The networking she received was good for her goals, but Levans expresses that she feels she may have missed opportunities. She cannot follow up on every connection she has made throughout the year and those relationships will wither over time. Lots of press can be a disadvantage especially when progress stalls and a high profile launch is met with a nonworking product. The situation happened to her earlier this year with the PlateShare launch. She also says the premature exposure can be bad if the infrastructure is not set.

In mid July, PlateShare launched during one of the busiest times for restaurants – Restaurant Week. With the completion of a successful launch, she would have many users as well as given attention to a great need in the area. However, the product for the seven-month-old organization was not ready. “I received a message at 4pm the day of launch saying the app would not be ready,” says Levans retelling that difficult experience. “That was a terrible week. I rode the inertia of media attention. At least, we were able to donate $1,000 to Second Harvest from that week.” The week before the launch date her developers said they would meet the deadline. “Failure happened, but I believe so much in this idea. This is why I am sticking with it,” asserts Levans.

Next Steps for PlateShare

In the early part of 2014, Levans will take PlateShare to one more competition and compete for capital in SEED20. That particular event is created specifically for social enterprise ideas. She is also working on redesigns of the Android and iOS apps that will be available in the early part of next year. She says she will not launch until she has tested its functionality. Currently, PlateShare’s users in Charlotte are giving an average of $10 per month and she wants to give them an easier tool to use. Levans will not go through another week of sleepless nights because of a nonfunctional product.

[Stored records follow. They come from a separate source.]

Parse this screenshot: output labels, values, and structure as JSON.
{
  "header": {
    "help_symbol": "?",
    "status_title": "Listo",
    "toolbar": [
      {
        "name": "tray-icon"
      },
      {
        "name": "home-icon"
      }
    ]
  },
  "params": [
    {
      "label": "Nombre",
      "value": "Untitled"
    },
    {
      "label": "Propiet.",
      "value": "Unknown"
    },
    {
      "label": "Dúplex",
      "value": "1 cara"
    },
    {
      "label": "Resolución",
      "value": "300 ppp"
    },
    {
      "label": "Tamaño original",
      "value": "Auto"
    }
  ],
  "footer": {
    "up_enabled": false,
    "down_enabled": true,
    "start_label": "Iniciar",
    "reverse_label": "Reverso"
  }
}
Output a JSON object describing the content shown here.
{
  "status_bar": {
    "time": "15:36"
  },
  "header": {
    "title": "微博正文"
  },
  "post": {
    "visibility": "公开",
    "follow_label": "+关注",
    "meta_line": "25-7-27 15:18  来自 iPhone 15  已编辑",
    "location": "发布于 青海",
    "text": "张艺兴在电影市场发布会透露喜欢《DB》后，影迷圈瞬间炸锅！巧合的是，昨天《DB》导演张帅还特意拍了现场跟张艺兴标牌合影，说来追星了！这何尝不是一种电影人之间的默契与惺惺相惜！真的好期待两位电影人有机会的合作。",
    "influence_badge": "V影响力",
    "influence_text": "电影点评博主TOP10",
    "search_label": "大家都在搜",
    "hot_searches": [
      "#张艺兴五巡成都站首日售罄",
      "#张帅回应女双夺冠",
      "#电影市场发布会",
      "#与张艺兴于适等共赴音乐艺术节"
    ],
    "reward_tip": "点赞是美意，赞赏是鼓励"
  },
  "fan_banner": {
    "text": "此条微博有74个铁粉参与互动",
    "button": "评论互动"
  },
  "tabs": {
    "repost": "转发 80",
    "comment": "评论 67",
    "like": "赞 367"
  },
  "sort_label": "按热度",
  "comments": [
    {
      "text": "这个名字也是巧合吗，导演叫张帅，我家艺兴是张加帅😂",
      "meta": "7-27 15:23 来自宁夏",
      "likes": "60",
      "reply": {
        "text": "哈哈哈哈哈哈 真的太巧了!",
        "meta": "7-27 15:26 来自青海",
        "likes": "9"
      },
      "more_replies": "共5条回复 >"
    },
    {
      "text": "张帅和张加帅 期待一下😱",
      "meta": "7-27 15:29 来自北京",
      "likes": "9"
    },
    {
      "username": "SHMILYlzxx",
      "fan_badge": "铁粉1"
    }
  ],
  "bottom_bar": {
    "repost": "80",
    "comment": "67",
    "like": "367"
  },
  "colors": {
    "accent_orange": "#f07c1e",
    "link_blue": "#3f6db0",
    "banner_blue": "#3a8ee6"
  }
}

The next aspect of the application is the online website, which will enable restaurants to feed perks to users. This is essential because she wants to make sure that all of the donations a user gives goes directly to the recipient. Restaurants will have to pay a subscription fee in order to deliver perks to the users. The income generated from restaurants will pay for the operations of the organization. Levans’s goal is to put PlateShare in as many restaurants as possible all over the nation, but she wants to have a strong concentration of users in Charlotte first. As she scales to a national level she wants each market to have a local benefactor. She plans to do that by finding a national partner that has many local branches. For instance, Second Harvest is a local chapter of Feeding America. Another potential national partner would be Share our Strength, which is also a hunger relief effort.

Looking ahead as an entrepreneur, Levans hopes Charlotte’s startup community continues to be open and become more inviting. I mentioned to her that a few people told me they were upset about the apps not working in July. She said that was a perfect moment where those people could have come to her with potential solutions. Charlotte definitely has much more room for collaboration. Overall, I get the feeling she is excited about the potential and the direction of the startup community and the programming she was able to join.

[Lead Photo Credit: Manoj Govindan]